Exercise →
Read through the data and count the lines that contain the string "name"; give only the result.

Dataset rows describing interfaces →
----------------------------------------
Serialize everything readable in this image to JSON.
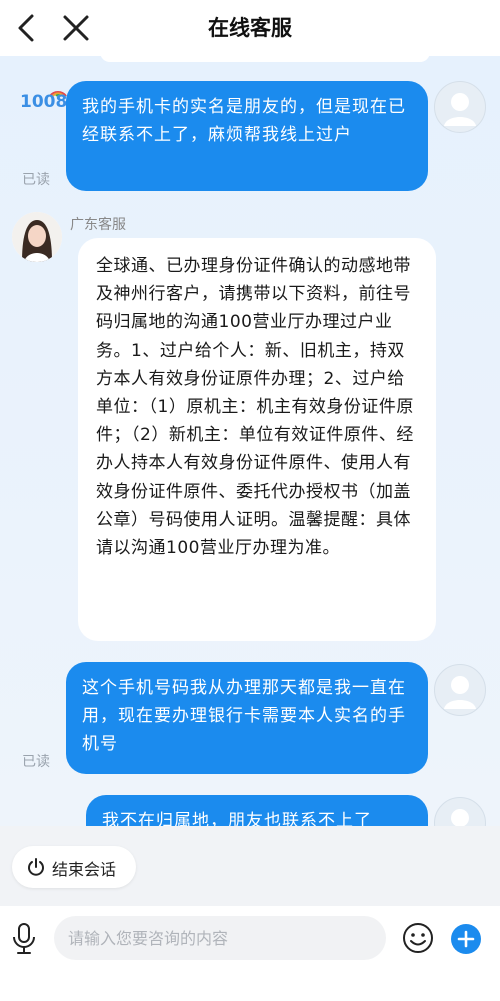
{
  "header": {
    "title": "在线客服"
  },
  "brand_text": "1008",
  "messages": [
    {
      "side": "user",
      "text": "我的手机卡的实名是朋友的，但是现在已经联系不上了，麻烦帮我线上过户",
      "status": "已读"
    },
    {
      "side": "agent",
      "name": "广东客服",
      "text": "全球通、已办理身份证件确认的动感地带及神州行客户，请携带以下资料，前往号码归属地的沟通100营业厅办理过户业务。1、过户给个人：新、旧机主，持双方本人有效身份证原件办理；2、过户给单位：（1）原机主：机主有效身份证件原件；（2）新机主：单位有效证件原件、经办人持本人有效身份证件原件、使用人有效身份证件原件、委托代办授权书（加盖公章）号码使用人证明。温馨提醒：具体请以沟通100营业厅办理为准。"
    },
    {
      "side": "user",
      "text": "这个手机号码我从办理那天都是我一直在用，现在要办理银行卡需要本人实名的手机号",
      "status": "已读"
    },
    {
      "side": "user",
      "text": "我不在归属地，朋友也联系不上了"
    }
  ],
  "end_session_label": "结束会话",
  "input": {
    "placeholder": "请输入您要咨询的内容"
  },
  "colors": {
    "accent": "#1b8bee",
    "background": "#eaf2fd"
  },
  "icons": [
    "back-arrow-icon",
    "close-icon",
    "power-icon",
    "microphone-icon",
    "emoji-icon",
    "plus-icon"
  ]
}
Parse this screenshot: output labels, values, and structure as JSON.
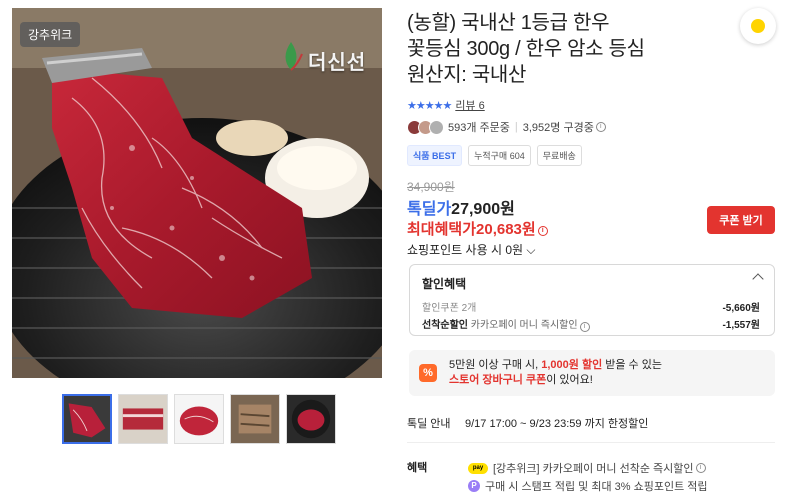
{
  "product_image": {
    "badge": "강추위크",
    "brand": "더신선"
  },
  "thumbnails": [
    {
      "name": "thumb-1",
      "active": true
    },
    {
      "name": "thumb-2",
      "active": false
    },
    {
      "name": "thumb-3",
      "active": false
    },
    {
      "name": "thumb-4",
      "active": false
    },
    {
      "name": "thumb-5",
      "active": false
    }
  ],
  "product": {
    "title_line1": "(농할) 국내산 1등급 한우",
    "title_line2": "꽃등심 300g / 한우 암소 등심",
    "title_line3": "원산지: 국내산",
    "stars": "★★★★★",
    "review_link": "리뷰 6",
    "orders": "593개 주문중",
    "subscribers": "3,952명 구경중",
    "tags": [
      "식품 BEST",
      "누적구매 604",
      "무료배송"
    ]
  },
  "pricing": {
    "original_price": "34,900원",
    "deal_label": "톡딜가",
    "deal_price": "27,900원",
    "max_benefit_label": "최대혜택가",
    "max_benefit_price": "20,683원",
    "coupon_button": "쿠폰 받기",
    "shopping_point": "쇼핑포인트 사용 시 0원"
  },
  "discount": {
    "header": "할인혜택",
    "rows": [
      {
        "label": "할인쿠폰 2개",
        "amount": "-5,660원"
      },
      {
        "label_bold": "선착순할인",
        "label": "카카오페이 머니 즉시할인",
        "amount": "-1,557원"
      }
    ]
  },
  "promo": {
    "line1_a": "5만원 이상 구매 시, ",
    "line1_hl": "1,000원 할인",
    "line1_b": " 받을 수 있는",
    "line2_hl": "스토어 장바구니 쿠폰",
    "line2_b": "이 있어요!"
  },
  "deal_info": {
    "label": "톡딜 안내",
    "value": "9/17 17:00 ~ 9/23 23:59 까지 한정할인"
  },
  "benefit": {
    "label": "혜택",
    "rows": [
      {
        "icon": "kakaopay-icon",
        "text": "[강추위크] 카카오페이 머니 선착순 즉시할인"
      },
      {
        "icon": "point-icon",
        "text": "구매 시 스탬프 적립 및 최대 3% 쇼핑포인트 적립"
      }
    ]
  },
  "colors": {
    "accent_blue": "#3b6ee8",
    "accent_red": "#e3342f",
    "promo_orange": "#ff6a2a"
  }
}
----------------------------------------
Output for this task →
6